As a batsman, Lara astounded all, except the few Caribbean folk who backed his selection to the squad in the first place. I am pleased to say that I am included in those few of the latter. The flashing blade was a sight for sore eyes. Lara's bat, which comes with a flourish of a back-lift, all 270 degrees of movement, excessive, when compared with a "normal" batsman's perhaps 90 - 100% movement, was really something to behold. The square-drive from Andy Flintoff through cover-point and the effortless leg-glance, to backward square-leg, both speeding to the boundary, proved that Lara is almost ready to "blow out." If you think that 50 run innings was good, only the Almighty will be able to help England when, not if, Lara REALLY starts batting well. It brought tears to the eyes when those two shots, among others, were played. What a teacher experience really is!!
Finally, Courtney Walsh. Even at the ripe old age of 37, ancient for cricketers, and after 117 Tests (before the game at Edgbaston), "Cuddy" was ready to learn. He himself admitted that "the pitch was not ideal for fast bowling, so I slowed down my pace considerably so that I could effect the 'cutting' movement of the ball." No-one is too old to learn, but one must be experienced enough to learn the correct things quickly. Courtney did. A look at his match figures would explain why he was a "shoo-in" for the "Man of the Match" award. First Innings: 21 overs 9 maidens 36 runs 5 wickets. Second Innings: 19 overs 10 maidens 22 runs 3 wickets. Match figures of 40 overs 19 maidens 58 runs 8 wickets. That, remember, on a pitch where the West Indies managed nearly four hundred runs. Truly amazing!!

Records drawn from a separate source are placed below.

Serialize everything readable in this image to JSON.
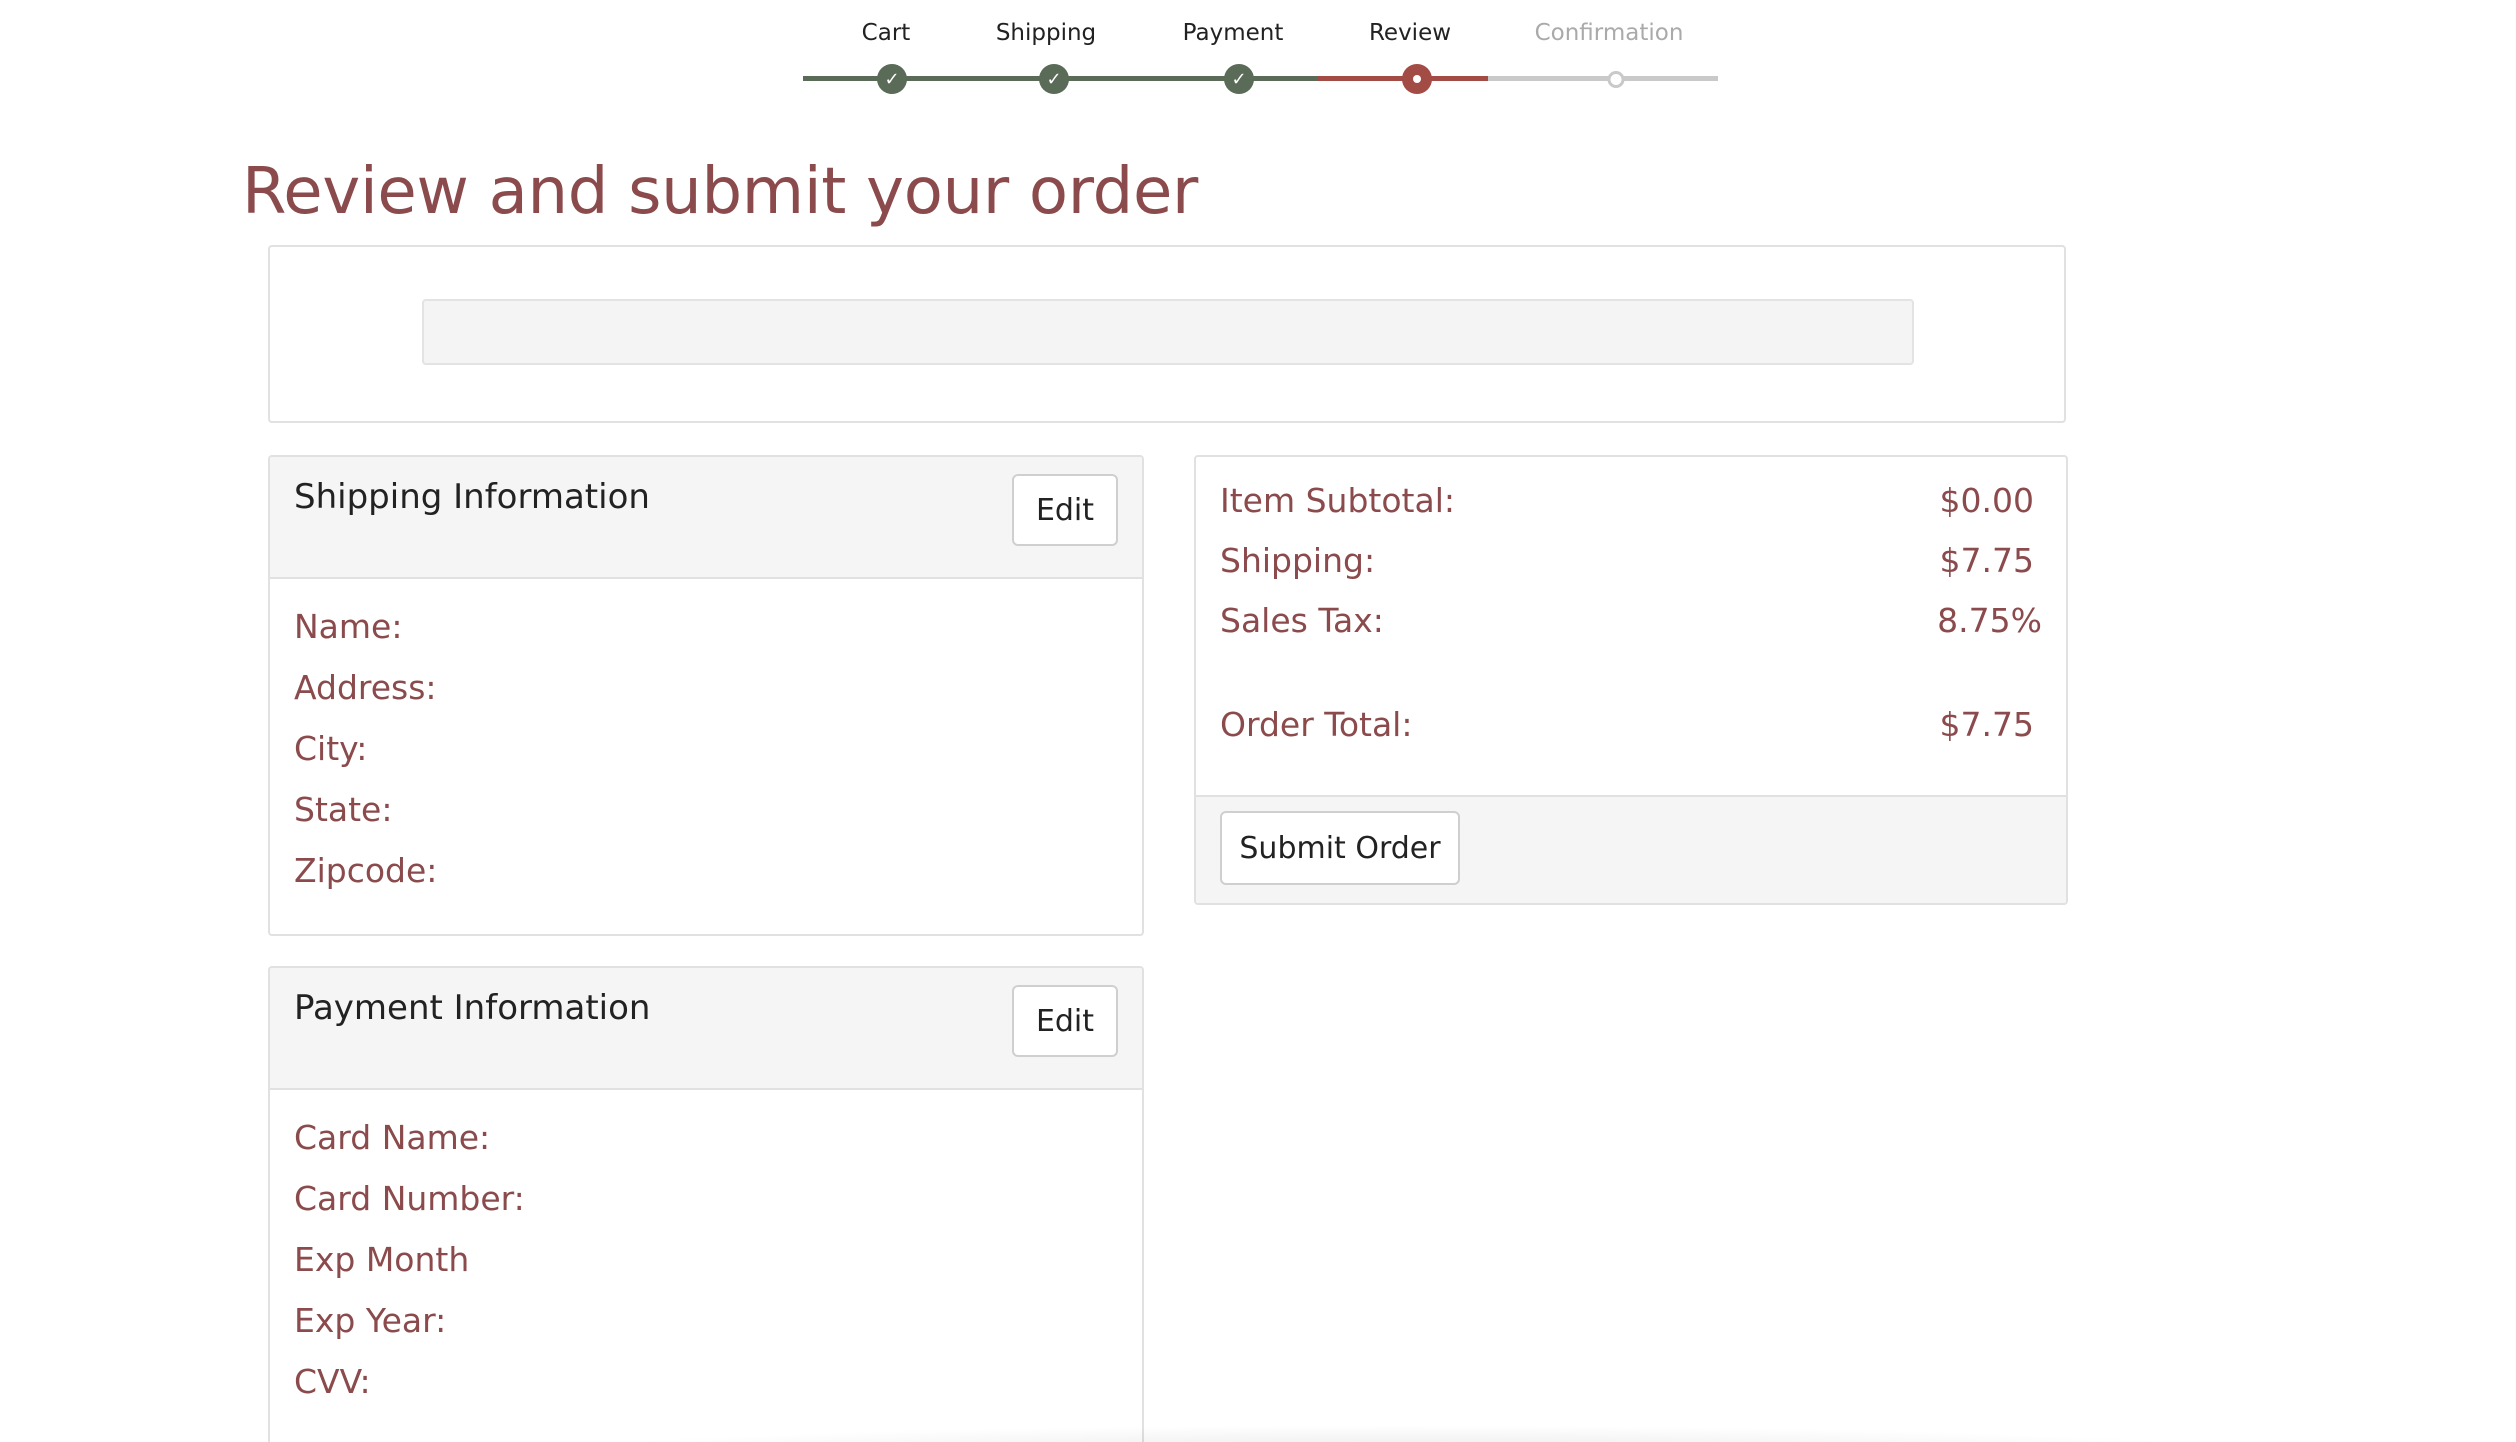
{
  "stepper": {
    "steps": [
      {
        "label": "Cart",
        "state": "done"
      },
      {
        "label": "Shipping",
        "state": "done"
      },
      {
        "label": "Payment",
        "state": "done"
      },
      {
        "label": "Review",
        "state": "active"
      },
      {
        "label": "Confirmation",
        "state": "todo"
      }
    ]
  },
  "page": {
    "title": "Review and submit your order"
  },
  "shipping": {
    "title": "Shipping Information",
    "edit_label": "Edit",
    "fields": [
      "Name:",
      "Address:",
      "City:",
      "State:",
      "Zipcode:"
    ]
  },
  "payment": {
    "title": "Payment Information",
    "edit_label": "Edit",
    "fields": [
      "Card Name:",
      "Card Number:",
      "Exp Month",
      "Exp Year:",
      "CVV:"
    ]
  },
  "summary": {
    "rows": [
      {
        "label": "Item Subtotal:",
        "value": "$0.00"
      },
      {
        "label": "Shipping:",
        "value": "$7.75"
      },
      {
        "label": "Sales Tax:",
        "value": "8.75%"
      },
      {
        "label": "Order Total:",
        "value": "$7.75"
      }
    ],
    "submit_label": "Submit Order"
  },
  "colors": {
    "accent": "#8b4a4c",
    "step_done": "#5a6b57",
    "step_active": "#a34b45",
    "step_todo": "#c9c9c9"
  }
}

Courtney Walsh was highly cognizant that he had to lead from the front, as veterans are expected to do. "With Curtly bowling so well and putting pressures on the batsmen, I had to get wickets, or the effort from both of us would have been lost. I only hope that the younger bowlers would have noticed what we did in this first Test and that they really try hard to emulate us. By slowing down my pace so much, more from experience than anything else, I expected some extra movement. Luckily, it worked." With 457 Test wickets to his name and still so much spring in his step after 118 Tests, Courtney Walsh knows himself best when it comes to using his considerable natural skills, along with his nearly 17 years education and experiences at international level. For him, the experiences are irreplaceable.
Thankfully, the first Test was won with the veterans showing tremendous example and cohesion. Sooner, rather than later, though, the youngsters will have to take up the reigns. Now that the West Indies have won the first Test, it would not be asking too much for these "young pups" to take up the mantle and carry on the tradition for the second Test, at Lords, no less!!